Now, companies are faced with their next challenge: should workers come back to the office full-time?
If business leaders have learned anything over the past year, it’s that employees are capable of being just as productive (if not more) working from home. However, research has indicated that some workers miss the atmosphere of the office.
According to a study conducted by McKinsey & Co. late last year, many professions are expected to move forward with a combination of both remote and in-person work arrangements.
Of course, this depends on the occupation. Those within the professional services, finance and IT world saw little to no loss in productivity when working remotely.
However, tasks that are easily performed in-person, such as mentoring, coaching and training, will likely need an office in some form.
There are still other factors to take into consideration when deciding who needs to return to the office and how to balance hybrid arrangements.
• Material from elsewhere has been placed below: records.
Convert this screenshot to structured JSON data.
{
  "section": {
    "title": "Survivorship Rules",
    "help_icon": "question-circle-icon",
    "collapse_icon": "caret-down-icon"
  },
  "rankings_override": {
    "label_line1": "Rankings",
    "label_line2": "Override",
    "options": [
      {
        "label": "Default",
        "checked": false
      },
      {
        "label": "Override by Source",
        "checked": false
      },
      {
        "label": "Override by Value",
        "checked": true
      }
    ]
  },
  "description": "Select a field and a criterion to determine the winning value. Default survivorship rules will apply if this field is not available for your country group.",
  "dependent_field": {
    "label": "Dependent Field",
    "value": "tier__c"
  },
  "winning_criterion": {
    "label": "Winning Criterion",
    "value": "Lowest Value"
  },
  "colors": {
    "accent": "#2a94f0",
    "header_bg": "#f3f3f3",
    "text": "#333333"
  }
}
One way to guarantee that there is a healthy balance between in-person and remote work is to schedule regular, informal virtual meetings and transition those to in-person once it is safe. Doing so keeps everyone on the same page and ensures both employees and employers that they are working in tandem.